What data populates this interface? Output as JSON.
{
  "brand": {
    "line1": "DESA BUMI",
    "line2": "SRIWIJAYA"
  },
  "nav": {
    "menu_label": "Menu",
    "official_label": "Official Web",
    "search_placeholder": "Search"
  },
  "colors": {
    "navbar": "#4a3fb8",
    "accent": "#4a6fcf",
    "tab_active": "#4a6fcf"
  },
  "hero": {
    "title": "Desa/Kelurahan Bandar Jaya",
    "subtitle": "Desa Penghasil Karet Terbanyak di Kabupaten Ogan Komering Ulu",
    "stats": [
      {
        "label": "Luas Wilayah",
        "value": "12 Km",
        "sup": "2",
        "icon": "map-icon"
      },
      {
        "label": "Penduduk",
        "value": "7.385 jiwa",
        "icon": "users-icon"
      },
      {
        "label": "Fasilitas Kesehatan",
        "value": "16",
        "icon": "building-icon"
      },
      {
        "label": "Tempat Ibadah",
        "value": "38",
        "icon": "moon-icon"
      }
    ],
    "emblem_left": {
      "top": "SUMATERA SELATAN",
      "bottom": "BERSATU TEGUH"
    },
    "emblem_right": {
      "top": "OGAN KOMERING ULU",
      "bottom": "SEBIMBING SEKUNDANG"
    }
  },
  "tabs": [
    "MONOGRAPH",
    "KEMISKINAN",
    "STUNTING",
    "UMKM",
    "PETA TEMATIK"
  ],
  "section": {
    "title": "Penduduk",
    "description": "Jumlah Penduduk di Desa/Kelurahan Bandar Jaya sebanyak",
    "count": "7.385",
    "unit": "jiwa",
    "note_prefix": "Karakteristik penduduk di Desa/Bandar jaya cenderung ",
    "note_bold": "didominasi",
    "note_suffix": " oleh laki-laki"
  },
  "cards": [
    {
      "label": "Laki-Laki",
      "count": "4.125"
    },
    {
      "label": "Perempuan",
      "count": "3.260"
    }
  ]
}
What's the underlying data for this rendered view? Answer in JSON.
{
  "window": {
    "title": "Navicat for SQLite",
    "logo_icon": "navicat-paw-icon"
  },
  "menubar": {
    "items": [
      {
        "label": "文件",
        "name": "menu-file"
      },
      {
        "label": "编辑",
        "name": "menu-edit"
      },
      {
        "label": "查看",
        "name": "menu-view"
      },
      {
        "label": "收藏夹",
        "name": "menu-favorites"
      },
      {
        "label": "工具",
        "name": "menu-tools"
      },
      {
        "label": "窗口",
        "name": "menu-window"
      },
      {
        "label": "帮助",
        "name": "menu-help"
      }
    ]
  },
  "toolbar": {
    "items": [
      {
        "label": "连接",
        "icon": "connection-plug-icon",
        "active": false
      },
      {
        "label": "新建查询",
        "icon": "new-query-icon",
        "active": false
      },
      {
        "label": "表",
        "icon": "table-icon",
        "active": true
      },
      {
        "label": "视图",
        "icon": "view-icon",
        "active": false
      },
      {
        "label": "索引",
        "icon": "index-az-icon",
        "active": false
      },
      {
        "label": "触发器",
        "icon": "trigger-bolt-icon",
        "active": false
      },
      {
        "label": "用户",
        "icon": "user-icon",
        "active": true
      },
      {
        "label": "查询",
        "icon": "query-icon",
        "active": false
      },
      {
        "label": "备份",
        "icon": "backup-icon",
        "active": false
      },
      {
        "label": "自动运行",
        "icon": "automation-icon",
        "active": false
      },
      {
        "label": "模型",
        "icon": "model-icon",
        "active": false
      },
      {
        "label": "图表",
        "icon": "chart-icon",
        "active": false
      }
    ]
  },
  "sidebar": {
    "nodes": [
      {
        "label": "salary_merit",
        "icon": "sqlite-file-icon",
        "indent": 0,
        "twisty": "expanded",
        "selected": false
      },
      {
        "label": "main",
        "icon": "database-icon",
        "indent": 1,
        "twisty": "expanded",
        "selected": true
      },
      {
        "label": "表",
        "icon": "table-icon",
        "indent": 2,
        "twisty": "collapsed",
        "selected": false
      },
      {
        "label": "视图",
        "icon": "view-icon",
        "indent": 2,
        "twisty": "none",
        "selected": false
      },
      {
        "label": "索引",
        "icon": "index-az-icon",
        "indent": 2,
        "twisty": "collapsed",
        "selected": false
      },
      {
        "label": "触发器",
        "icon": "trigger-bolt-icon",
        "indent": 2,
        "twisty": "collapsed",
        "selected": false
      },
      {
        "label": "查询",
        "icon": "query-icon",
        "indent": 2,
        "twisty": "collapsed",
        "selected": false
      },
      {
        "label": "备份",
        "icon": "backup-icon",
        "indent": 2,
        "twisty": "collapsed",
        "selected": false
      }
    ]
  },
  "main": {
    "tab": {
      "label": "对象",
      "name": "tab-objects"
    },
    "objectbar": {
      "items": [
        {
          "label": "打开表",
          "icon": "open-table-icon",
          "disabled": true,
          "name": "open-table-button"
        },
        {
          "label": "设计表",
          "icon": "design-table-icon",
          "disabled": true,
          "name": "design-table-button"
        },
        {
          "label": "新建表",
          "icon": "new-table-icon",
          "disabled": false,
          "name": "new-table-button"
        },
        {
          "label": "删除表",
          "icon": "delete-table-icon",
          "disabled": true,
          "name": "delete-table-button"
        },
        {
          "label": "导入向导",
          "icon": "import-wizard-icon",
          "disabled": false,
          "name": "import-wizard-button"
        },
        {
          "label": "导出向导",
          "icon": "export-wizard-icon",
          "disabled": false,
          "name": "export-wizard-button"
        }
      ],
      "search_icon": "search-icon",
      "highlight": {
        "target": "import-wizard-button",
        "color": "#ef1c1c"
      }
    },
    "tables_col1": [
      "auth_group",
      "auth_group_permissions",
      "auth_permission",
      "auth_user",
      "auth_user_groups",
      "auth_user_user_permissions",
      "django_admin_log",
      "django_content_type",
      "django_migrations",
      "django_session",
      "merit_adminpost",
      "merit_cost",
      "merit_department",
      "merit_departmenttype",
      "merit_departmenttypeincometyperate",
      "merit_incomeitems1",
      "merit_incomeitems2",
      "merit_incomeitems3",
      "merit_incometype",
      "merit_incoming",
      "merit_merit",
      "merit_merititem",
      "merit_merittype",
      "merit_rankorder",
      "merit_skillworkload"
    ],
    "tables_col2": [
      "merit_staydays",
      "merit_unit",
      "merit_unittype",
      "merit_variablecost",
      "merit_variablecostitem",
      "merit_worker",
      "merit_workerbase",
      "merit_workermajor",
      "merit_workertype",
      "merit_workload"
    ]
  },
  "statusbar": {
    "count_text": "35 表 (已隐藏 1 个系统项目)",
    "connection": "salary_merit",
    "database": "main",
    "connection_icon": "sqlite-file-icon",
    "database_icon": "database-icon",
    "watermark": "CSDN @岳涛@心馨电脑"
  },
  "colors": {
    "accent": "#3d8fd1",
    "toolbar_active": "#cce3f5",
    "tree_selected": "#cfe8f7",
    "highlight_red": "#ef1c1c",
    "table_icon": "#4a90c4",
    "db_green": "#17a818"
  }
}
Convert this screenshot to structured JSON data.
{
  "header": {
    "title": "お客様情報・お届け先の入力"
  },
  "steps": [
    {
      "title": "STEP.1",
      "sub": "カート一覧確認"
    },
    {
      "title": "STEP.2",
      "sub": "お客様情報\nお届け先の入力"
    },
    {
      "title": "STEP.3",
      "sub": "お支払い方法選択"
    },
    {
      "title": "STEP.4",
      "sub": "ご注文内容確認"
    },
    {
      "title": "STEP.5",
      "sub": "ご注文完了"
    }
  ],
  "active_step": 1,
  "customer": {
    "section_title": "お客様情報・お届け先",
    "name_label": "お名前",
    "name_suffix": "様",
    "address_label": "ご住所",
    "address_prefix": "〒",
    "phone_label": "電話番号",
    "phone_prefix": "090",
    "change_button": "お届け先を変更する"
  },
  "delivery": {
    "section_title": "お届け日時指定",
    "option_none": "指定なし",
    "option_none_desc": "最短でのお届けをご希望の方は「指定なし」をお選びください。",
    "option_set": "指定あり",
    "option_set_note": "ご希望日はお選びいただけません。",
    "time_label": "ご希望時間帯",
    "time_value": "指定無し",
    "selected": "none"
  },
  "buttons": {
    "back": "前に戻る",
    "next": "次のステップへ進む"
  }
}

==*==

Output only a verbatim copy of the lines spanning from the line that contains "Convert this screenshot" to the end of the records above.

Convert this screenshot to structured JSON data.
{
  "header": {
    "title": "お客様情報・お届け先の入力"
  },
  "steps": [
    {
      "title": "STEP.1",
      "sub": "カート一覧確認"
    },
    {
      "title": "STEP.2",
      "sub": "お客様情報\nお届け先の入力"
    },
    {
      "title": "STEP.3",
      "sub": "お支払い方法選択"
    },
    {
      "title": "STEP.4",
      "sub": "ご注文内容確認"
    },
    {
      "title": "STEP.5",
      "sub": "ご注文完了"
    }
  ],
  "active_step": 1,
  "customer": {
    "section_title": "お客様情報・お届け先",
    "name_label": "お名前",
    "name_suffix": "様",
    "address_label": "ご住所",
    "address_prefix": "〒",
    "phone_label": "電話番号",
    "phone_prefix": "090",
    "change_button": "お届け先を変更する"
  },
  "delivery": {
    "section_title": "お届け日時指定",
    "option_none": "指定なし",
    "option_none_desc": "最短でのお届けをご希望の方は「指定なし」をお選びください。",
    "option_set": "指定あり",
    "option_set_note": "ご希望日はお選びいただけません。",
    "time_label": "ご希望時間帯",
    "time_value": "指定無し",
    "selected": "none"
  },
  "buttons": {
    "back": "前に戻る",
    "next": "次のステップへ進む"
  }
}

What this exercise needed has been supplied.